Anzen Hoshō Kanrenhō ni Hantai Suru Gakusha no Kai | Association of Scholars Opposed to the Security-related Laws


In 2015, while the Abe administration pushed for security bills to allow Japan to exercise its collective self-defense right, this group was founded by big-name scholars in a large range of fields to oppose the bills. They published several statements, including one that criticized the government for forcing the bills through the Diet. They have also collected signatures from supporters, including university personnel in Japan and foreign countries, on this website. Some of the main organizers: Kobayashi Setsu of Keio University (constitutional studies), Higuchi Yōichi of the Japan Academy (constitutional studies), Mizushima Asaho of Waseda University (constitutional studies), Ueno Chizuko of Tokyo University (sociology), Masukawa Toshihide of Kyoto University (Physics). Even after the security bills were accepted in the Diet, the group has occasionally updated this website to share information about their events or activities. This group made a list of websites of university groups that opposed the security bills throughout Japan, and it is available here.


AICHI Kazuo 

This personal website belongs to Aichi Kazuo, former member of the House of Representatives and the President of National Association for Creating a New Constitution (自主憲法制定国民会議). It offers an original revision draft known as the Aichi Draft. The draft emphasizes the role of the emperor, introduces Japanese culture and spirit in the Preamble, identifies the emperor as the chief of state, defines "Hinomaru (日の丸)" as the national flag and "Kimigayo (君が代)" as the anthem, promotes peaceful resolution of international conflicts, calls for revision of both clauses of Article 9; renames the SDF as a security force; and establishes articles about the environment, rights to privacy, and measures for dealing with national emergency.



Prof. Hasebe of Waseda University is one of the constitutional scholars who strongly opposed the security bills in 2015. The government invited him to the Diet for suggestions on the bills, and he argued that the bills would be unconstitutional. This fueled criticism against the government for pushing the bills in order to legislate Japan’s ability to exercise its collective self-defense right. He is also a founder of Rikken Demokurashī no Kai (立憲デモクラシーの会), a political campaign group that aimed to stop the bills.
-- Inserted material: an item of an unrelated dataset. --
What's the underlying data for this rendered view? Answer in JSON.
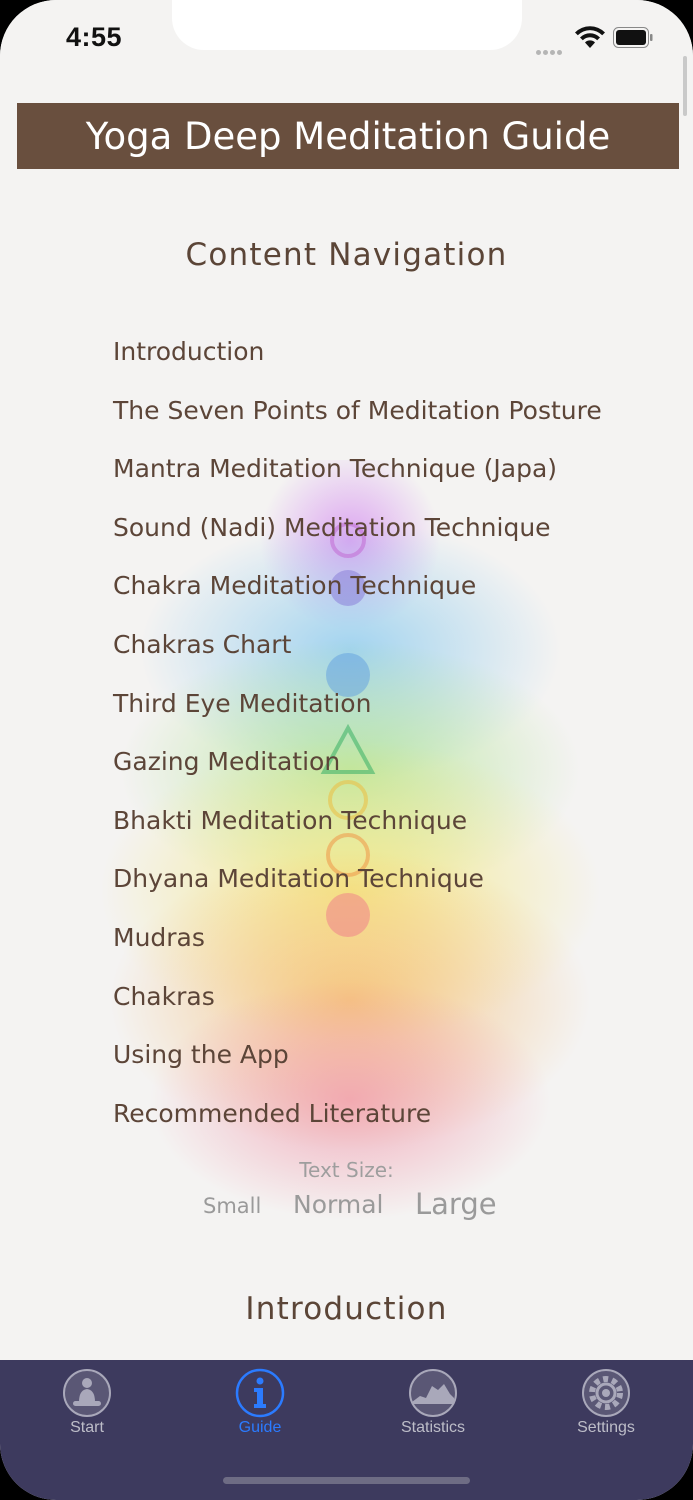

He regularly uploads his essays to this website.


This personal website made by Kataoka Tetsuya mainly analyzes Japanese national strategy toward the United States and Asia. It also offers Kataoka's views on constitutional revision, which are based on his unique military strategic analysis. (Most of his articles are only available after subscribing his mail-magazine.)



Standing for constitutionalism, Prof. Kimura of Tokyo Metropolitan University (首都大学東京) became one of the leading constitutional scholars who opposed the security bills in 2015. He is a main organizer of Rikken Demokurashī no Kai (立憲デモクラシーの会), a political campaign group that demanded the government withdraw the bills. He answers questions about legal studies from the audience on his website. His essays about the constitution are available on The Okinawa Times and Web Ronza.
This is a personal website created by Mizushima Asaho, a law professor at Waseda University, who supports and publicizes messages on maintaining the present constitution. In addition to his weekly online articles, his website offers unique perspectives on constitutional revision, introductions to his books, and many links to both foreign and domestic websites dealing with the postwar constitution.



Prof. Yamaguchi of the International University of Japan (国際大学) is a statistician. He is known for his study on social media platforms regarding constitutional discussion. According to him, extremists tend to write their opinions more frequently, and the moderate majority keeps quiet because they are afraid of attacks from the extremists on online platforms. Here are some of his articles: AERA (September 8, 2018) and Gendai Bijinesu (November 12, 2018).


This personal website created by Yoshizaki Nobuhiro, a professor at Tokoha University, does not offer any specific perspective on constitutional revision. However, the website contains many valuable links to documents such as the MacArthur Draft of the current constitution (in English), many related Japanese laws (including the Peace Preservation Law), international treaties, foreign constitutions, and historically important laws and publications.